Officials with the Gila National Forest say warmer temperatures and windy conditions are increasing fire danger across the southern New Mexico forest.
The conditions have prompted managers to bump up the fire danger rating to "high." That means fine fuels can ignite readily and unattended campfires are likely to escape.
Officials considered several factors in raising the level, including data from weather stations across the forest.
They're asking people to be vigilant and avoid using anything with an open flame or spark. For example, chain saws should have spark arrestors and the use of lawn mowers should be avoided as the blades can strike a rock and produce sparks.
Officials also say cigarettes should be properly extinguished and trailer chains shouldn't be allowed to drag on the pavement to prevent sparking.
Former New Mexico Governor Joins National Memorial Board - Santa Fe New Mexican, Associated Press
Former New Mexico Gov. Susana Martinez is joining an advisory board of a group working on a national memorial in Washington, D.C., for soldiers who fought in recent wars.
The Santa Fe New Mexican reports the Republican was recently appointed to the board of the North Carolina-based Global War on Terrorism Memorial Foundation. The group is seeking to honor those who fought in Afghanistan, Iraq and other places connected to conflicts called the war on terror.
Martinez says she's grateful for the opportunity to support the effort.
Former President George W. Bush is the honorary chairman of the foundation.
Foundation President and CEO Michael "Rod" Rodriguez is a former Green Beret who says his hometown is Las Cruces, New Mexico, where Martinez served as district attorney before becoming governor.
New Mexico Engineer Warns Of Dam Risks After Wet Winter - Santa Fe New Mexican, Associated Press
New Mexico's engineer says dams are at risk of overflowing or bursting following the wet winter and strong spring runoff.
The Santa Fe New Mexican reports state engineer John D'Antonio told lawmakers Tuesday that one or more of the approximately 300 dams in the state could have problems that could lead to flooding.
D'Antonio says 170 dams are considered "high hazard," meaning a failure at one of these dams would likely result in at least one death.
He says 33% of these dams are in satisfactory shape and 30% are in poor or unsatisfactory condition.
He says the state is working to repair some of the most at-risk dams, but there is not a state fund dedicated to address the problem.
Activists To Use Bob Dylan's Birthday To Help Migrants - Silver City Sun-News, Associated Press
Activists in southwestern New Mexico hope to use Bob Dylan's birthday to raise money for Central American migrants seeking asylum.
The Silver City Sun-News reports advocates scheduled the "First Bob Dylan Birthday Concert" for Saturday in Silver City and plan to earmark event proceeds for migrants coming through Deming, New Mexico. The legendary musician is not expected to perform but the concert will feature local artists like Amos Torres.

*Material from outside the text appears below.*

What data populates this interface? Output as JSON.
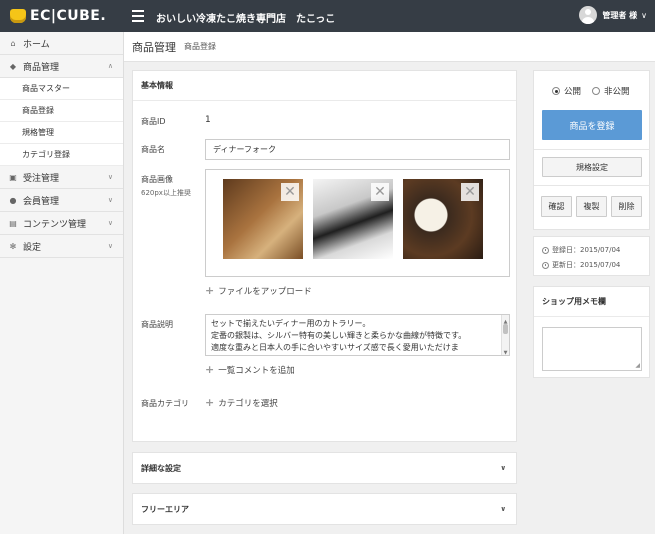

Dylan, who was awarded the Nobel Prize for Literature in 2016, turned 78 years old on May 24.
The Deming City Council voted last month to declare an emergency in response to the increasing number of migrants crossing the U.S.-Mexico border.
Deming is located 51 miles north of the border.
Fugitive Mistakenly Released After Capture In New Mexico - Associated Press
Authorities say an escaped Arkansas inmate who was arrested in New Mexico is on the lam again after he was mistakenly released.
State police say 47-year-old Geronimo Espericueta had not yet been detained Wednesday after a Doña Ana County magistrate judge released him a day earlier. State Police spokesman Dusty Francisco tells the Albuquerque Journal that Espericueta was released because an officer put his paperwork in the wrong box, which sent it to the wrong judge.
Authorities say Espericueta and another inmate escaped from a Little Rock jail last week by apparently crawling through a bathroom ceiling. They were captured in southern New Mexico.
Espericueta was being held on drug charges in Arkansas before he escaped. The other inmate — 31-year-old Jason Michael Brown — was being held on robbery, burglary and theft charges.